= WHAT YOU SHOULD DO =
Give an exact copy of the data that follows, but none of its pictures.
───── DATA TO PROCESS ─────
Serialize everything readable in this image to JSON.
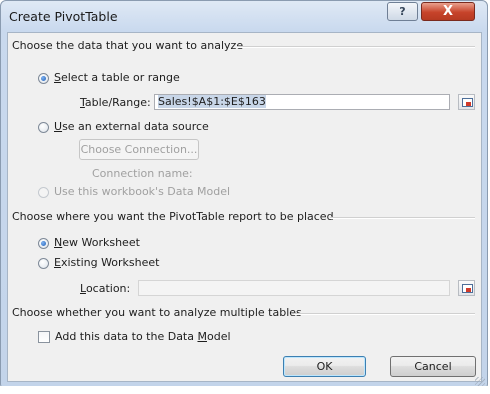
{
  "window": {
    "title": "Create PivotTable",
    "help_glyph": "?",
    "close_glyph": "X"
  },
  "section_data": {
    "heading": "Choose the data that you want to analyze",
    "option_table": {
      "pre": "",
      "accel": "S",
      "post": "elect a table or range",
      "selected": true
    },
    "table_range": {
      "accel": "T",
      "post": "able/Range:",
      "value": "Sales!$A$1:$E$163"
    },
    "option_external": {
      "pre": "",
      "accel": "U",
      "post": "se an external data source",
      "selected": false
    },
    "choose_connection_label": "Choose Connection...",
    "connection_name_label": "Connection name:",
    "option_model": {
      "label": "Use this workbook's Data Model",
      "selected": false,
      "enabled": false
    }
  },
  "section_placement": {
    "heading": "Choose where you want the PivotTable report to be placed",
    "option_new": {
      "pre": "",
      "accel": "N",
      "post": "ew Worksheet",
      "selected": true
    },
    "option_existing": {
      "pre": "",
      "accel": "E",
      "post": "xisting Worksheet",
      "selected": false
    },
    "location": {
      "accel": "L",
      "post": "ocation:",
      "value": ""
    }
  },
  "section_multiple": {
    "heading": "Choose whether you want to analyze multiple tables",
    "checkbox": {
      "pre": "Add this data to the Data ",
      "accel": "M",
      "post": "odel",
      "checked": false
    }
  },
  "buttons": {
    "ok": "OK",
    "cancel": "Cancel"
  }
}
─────
= ANSWER TO THIS PROBLEM =
Serialize everything readable in this image to JSON.
{
  "window": {
    "title": "Create PivotTable",
    "help_glyph": "?",
    "close_glyph": "X"
  },
  "section_data": {
    "heading": "Choose the data that you want to analyze",
    "option_table": {
      "pre": "",
      "accel": "S",
      "post": "elect a table or range",
      "selected": true
    },
    "table_range": {
      "accel": "T",
      "post": "able/Range:",
      "value": "Sales!$A$1:$E$163"
    },
    "option_external": {
      "pre": "",
      "accel": "U",
      "post": "se an external data source",
      "selected": false
    },
    "choose_connection_label": "Choose Connection...",
    "connection_name_label": "Connection name:",
    "option_model": {
      "label": "Use this workbook's Data Model",
      "selected": false,
      "enabled": false
    }
  },
  "section_placement": {
    "heading": "Choose where you want the PivotTable report to be placed",
    "option_new": {
      "pre": "",
      "accel": "N",
      "post": "ew Worksheet",
      "selected": true
    },
    "option_existing": {
      "pre": "",
      "accel": "E",
      "post": "xisting Worksheet",
      "selected": false
    },
    "location": {
      "accel": "L",
      "post": "ocation:",
      "value": ""
    }
  },
  "section_multiple": {
    "heading": "Choose whether you want to analyze multiple tables",
    "checkbox": {
      "pre": "Add this data to the Data ",
      "accel": "M",
      "post": "odel",
      "checked": false
    }
  },
  "buttons": {
    "ok": "OK",
    "cancel": "Cancel"
  }
}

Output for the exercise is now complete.